The extent to which sexual abuse affects an individual is dependent on a variety of factors: the age of the victim, who committed the abuse, whether or not violence was involved, and how long the abuse went on. The psychological effects, however, are even more diverse and can thus manifest in a number of different ways.
Men who are sexually abused often experience problems with gender and sexuality. Feelings of masculine inadequacy, or the reverse, hypermasculinity, are common. Men may also become confused about their sexual orientation. Other mood disturbances such as depression or anxiety can lead to devastating physical effects, and men can become subject to denial, leading to stubbornness and difficulty in recognizing that what happened was actually sexual abuse.

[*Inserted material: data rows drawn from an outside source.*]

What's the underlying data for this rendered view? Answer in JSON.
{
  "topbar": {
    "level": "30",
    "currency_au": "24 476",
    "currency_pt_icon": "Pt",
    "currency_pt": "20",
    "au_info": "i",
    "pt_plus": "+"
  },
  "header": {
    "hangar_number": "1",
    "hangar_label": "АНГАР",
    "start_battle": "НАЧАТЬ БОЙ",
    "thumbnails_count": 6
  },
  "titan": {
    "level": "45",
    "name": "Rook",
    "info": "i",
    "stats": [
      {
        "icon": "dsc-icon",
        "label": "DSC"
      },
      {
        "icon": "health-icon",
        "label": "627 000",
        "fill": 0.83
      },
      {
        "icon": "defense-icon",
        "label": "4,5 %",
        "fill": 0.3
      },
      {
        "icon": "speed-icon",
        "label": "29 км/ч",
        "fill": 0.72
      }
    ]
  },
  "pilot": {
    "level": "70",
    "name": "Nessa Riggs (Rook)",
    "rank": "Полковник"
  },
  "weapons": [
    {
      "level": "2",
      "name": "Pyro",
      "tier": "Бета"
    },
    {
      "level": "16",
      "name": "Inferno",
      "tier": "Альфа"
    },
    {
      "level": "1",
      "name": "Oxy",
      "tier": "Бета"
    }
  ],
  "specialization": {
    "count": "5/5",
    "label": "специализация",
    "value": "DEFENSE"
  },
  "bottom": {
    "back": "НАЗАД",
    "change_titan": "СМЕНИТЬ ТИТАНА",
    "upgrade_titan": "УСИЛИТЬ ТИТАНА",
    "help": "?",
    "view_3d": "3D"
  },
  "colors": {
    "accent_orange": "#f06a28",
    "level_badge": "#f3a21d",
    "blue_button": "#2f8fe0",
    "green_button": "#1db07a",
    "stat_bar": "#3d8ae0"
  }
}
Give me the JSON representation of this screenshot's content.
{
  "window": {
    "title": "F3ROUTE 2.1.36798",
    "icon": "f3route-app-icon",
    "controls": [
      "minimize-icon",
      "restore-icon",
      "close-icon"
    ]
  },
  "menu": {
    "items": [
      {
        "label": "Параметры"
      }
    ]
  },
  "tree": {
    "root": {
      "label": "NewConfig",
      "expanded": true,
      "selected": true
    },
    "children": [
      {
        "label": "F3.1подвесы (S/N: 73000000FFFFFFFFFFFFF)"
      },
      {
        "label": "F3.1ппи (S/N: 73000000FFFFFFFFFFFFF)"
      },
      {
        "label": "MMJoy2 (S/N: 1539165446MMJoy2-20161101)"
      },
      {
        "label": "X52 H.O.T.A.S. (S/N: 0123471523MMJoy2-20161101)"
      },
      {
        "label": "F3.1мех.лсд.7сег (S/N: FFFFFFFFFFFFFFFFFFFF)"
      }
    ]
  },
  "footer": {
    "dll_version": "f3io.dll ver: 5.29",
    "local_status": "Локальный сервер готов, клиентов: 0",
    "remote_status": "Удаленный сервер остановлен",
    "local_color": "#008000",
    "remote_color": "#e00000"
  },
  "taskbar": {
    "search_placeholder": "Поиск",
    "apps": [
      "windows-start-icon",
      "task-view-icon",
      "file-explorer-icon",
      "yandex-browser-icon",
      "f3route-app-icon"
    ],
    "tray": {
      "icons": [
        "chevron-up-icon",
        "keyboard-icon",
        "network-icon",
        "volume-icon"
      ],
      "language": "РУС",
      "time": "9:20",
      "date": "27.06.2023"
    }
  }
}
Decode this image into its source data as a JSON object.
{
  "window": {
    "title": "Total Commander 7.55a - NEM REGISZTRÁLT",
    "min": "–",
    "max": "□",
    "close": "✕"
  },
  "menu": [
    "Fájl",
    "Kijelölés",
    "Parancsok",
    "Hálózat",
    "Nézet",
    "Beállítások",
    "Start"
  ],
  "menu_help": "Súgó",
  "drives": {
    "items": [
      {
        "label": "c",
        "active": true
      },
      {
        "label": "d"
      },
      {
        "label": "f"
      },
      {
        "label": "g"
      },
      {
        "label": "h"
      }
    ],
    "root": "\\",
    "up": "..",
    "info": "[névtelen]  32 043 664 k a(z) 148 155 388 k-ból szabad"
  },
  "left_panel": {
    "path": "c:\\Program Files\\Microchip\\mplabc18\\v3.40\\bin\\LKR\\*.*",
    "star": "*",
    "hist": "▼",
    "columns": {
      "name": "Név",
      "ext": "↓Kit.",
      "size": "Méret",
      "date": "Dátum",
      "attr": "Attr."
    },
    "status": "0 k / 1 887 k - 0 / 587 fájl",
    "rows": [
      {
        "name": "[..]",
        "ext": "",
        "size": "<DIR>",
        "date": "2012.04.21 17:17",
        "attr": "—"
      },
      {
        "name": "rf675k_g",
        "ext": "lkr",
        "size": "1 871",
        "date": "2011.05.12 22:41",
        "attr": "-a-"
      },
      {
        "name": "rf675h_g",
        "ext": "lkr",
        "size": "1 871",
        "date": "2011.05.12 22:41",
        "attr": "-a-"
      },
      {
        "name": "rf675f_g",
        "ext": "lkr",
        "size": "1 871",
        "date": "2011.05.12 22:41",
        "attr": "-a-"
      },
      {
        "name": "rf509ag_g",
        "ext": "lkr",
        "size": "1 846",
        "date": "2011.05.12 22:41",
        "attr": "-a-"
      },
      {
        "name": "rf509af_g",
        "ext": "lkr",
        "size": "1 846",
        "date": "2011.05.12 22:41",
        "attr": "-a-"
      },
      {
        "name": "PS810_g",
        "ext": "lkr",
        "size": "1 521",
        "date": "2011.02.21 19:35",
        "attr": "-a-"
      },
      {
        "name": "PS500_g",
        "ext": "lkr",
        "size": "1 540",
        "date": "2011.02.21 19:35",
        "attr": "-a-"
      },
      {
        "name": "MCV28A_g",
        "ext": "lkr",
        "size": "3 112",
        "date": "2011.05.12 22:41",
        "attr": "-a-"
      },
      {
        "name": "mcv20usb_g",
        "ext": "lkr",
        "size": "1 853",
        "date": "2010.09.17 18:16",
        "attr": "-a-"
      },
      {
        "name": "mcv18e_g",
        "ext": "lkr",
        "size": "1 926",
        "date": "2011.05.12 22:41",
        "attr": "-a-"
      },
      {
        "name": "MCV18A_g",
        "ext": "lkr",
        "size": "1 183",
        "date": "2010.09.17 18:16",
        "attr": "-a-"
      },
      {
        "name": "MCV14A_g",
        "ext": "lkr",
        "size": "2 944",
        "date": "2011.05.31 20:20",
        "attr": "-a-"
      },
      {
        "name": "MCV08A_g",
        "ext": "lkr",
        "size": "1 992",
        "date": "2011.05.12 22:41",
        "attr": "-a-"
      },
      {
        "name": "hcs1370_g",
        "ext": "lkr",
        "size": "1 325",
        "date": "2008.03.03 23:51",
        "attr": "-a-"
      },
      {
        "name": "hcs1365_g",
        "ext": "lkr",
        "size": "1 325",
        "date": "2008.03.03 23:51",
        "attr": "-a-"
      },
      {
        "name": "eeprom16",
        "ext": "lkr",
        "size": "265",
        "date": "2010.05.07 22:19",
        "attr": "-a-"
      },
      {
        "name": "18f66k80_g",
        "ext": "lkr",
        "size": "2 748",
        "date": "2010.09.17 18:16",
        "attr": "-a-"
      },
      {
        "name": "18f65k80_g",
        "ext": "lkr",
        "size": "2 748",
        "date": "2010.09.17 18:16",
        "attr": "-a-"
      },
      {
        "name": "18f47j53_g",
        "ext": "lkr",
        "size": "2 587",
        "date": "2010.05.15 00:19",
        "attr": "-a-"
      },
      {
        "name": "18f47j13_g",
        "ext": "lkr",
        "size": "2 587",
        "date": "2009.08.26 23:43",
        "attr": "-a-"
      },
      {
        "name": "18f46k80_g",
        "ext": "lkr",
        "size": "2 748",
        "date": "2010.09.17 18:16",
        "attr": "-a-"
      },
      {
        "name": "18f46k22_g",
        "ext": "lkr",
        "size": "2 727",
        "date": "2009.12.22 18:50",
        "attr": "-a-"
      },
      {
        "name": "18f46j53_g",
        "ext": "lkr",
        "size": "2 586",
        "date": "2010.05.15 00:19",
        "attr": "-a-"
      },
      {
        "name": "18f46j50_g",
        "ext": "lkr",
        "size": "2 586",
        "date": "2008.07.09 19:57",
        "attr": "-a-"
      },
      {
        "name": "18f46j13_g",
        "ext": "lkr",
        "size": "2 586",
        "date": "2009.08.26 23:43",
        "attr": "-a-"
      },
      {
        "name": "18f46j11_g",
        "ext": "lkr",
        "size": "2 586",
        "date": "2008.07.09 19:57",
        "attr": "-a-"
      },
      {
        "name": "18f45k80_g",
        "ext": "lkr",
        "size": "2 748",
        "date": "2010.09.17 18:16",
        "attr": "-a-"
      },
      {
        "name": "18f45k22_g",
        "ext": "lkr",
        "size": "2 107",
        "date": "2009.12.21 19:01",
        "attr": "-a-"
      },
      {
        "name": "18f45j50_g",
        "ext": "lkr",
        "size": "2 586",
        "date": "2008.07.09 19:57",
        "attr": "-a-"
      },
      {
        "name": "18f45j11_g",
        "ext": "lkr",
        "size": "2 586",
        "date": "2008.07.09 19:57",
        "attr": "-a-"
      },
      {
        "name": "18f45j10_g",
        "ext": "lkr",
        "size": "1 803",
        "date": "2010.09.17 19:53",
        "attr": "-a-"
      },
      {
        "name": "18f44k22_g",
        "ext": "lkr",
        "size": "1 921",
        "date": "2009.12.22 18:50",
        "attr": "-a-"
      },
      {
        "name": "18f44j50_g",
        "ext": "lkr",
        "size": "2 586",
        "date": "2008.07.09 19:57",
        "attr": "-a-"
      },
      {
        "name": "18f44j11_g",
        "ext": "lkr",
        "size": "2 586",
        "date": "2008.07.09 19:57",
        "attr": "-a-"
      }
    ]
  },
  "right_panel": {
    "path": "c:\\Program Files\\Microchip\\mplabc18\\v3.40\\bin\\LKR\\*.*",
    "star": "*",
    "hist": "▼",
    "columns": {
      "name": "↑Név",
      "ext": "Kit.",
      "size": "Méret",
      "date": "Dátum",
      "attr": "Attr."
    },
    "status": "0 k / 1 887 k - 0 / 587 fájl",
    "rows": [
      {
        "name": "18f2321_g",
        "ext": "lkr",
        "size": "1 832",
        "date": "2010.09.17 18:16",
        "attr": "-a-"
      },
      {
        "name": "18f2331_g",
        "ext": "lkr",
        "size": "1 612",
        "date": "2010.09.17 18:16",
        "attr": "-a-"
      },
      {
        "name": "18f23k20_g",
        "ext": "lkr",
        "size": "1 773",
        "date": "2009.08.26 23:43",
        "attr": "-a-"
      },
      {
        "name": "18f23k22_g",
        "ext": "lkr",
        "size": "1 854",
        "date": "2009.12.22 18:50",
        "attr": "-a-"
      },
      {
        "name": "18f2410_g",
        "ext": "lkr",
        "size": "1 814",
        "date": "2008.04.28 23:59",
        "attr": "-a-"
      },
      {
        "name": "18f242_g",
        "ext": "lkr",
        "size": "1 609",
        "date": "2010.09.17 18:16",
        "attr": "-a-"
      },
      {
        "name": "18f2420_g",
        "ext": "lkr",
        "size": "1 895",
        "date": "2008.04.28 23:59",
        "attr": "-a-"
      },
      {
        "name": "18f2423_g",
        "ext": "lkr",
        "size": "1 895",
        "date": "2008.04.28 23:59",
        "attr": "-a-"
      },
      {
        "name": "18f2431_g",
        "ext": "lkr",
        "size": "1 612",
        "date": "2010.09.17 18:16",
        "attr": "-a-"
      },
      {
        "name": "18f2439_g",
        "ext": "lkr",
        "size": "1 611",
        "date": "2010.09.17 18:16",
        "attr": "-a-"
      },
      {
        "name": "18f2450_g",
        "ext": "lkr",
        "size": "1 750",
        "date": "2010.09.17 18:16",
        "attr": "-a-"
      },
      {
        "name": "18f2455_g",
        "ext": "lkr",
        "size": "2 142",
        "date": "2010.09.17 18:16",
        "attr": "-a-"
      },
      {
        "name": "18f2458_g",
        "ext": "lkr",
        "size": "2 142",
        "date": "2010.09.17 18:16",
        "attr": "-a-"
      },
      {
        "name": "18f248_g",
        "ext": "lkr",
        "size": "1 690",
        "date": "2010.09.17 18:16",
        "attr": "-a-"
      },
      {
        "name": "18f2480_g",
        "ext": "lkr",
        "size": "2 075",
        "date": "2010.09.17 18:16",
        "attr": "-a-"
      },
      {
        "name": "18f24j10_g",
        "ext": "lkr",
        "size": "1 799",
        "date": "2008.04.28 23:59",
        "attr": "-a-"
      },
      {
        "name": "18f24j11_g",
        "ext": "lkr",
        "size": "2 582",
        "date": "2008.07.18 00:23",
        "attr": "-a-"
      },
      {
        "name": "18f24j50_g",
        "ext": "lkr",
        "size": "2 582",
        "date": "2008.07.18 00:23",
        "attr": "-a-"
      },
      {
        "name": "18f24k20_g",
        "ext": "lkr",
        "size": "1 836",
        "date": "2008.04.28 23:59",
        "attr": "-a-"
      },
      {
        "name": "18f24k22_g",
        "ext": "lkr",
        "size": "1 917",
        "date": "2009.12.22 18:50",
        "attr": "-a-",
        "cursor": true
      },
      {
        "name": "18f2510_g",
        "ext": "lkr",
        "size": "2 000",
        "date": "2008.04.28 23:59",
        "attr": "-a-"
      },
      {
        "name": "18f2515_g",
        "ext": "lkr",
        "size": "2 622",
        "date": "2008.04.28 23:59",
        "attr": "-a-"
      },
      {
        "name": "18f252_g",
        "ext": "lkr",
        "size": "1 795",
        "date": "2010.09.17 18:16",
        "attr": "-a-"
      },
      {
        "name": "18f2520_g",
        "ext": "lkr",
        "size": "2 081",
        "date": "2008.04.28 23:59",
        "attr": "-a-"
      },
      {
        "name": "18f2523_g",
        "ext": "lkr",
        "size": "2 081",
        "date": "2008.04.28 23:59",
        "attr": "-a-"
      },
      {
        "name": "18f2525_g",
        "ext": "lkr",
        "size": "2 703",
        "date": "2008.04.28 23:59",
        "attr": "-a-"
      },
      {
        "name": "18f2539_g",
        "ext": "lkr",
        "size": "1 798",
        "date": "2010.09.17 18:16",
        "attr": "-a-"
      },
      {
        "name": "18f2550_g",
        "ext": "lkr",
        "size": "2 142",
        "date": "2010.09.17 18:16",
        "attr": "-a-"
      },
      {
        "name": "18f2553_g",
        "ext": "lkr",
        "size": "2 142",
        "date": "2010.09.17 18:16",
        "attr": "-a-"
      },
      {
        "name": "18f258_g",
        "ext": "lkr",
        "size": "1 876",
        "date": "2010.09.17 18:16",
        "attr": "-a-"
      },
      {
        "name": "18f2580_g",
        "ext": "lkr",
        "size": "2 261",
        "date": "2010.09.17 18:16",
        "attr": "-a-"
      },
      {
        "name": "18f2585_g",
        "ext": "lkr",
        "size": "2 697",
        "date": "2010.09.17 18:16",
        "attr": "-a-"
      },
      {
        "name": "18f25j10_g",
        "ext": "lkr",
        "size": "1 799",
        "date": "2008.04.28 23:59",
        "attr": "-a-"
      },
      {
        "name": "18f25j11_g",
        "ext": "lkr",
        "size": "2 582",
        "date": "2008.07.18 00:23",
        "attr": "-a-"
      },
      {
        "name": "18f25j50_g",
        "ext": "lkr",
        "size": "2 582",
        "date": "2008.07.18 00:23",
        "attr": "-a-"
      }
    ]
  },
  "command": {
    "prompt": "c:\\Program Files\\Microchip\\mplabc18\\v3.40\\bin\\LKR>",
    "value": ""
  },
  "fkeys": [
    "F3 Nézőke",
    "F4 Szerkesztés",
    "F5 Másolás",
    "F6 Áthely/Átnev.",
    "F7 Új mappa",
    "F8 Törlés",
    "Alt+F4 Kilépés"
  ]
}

What’s important to understand is that most victims do not become offenders. And most victims can overcome their mental issues and can have perfectly normal sexual relationships with a little help. Amvosa, The Men’s Project and Male Survivor are excellent organizations that offer tons of information online.
Out Of Sight, Out Of Mind
Times have changed; the Tim Allen Tool Time depiction of masculinity is becoming a thing of the past. No, this doesn’t mean that males are becoming more effeminate, just simply more aware. Norman Mailer once said that “masculinity is not something given to you, but something you gain. And you gain it by winning small battles with honor.” Battling the mind can be one of the most hard-fought contests, but a win against it commands the ultimate esteem. In times of mental hardship, your greatest enemy is silence. Overcome this and you are well on your way to having good mental health.
Courtesy of Ask Men |Author Jacob Franek http://www.askmen.com/sports/health_150/176b_mens_health.html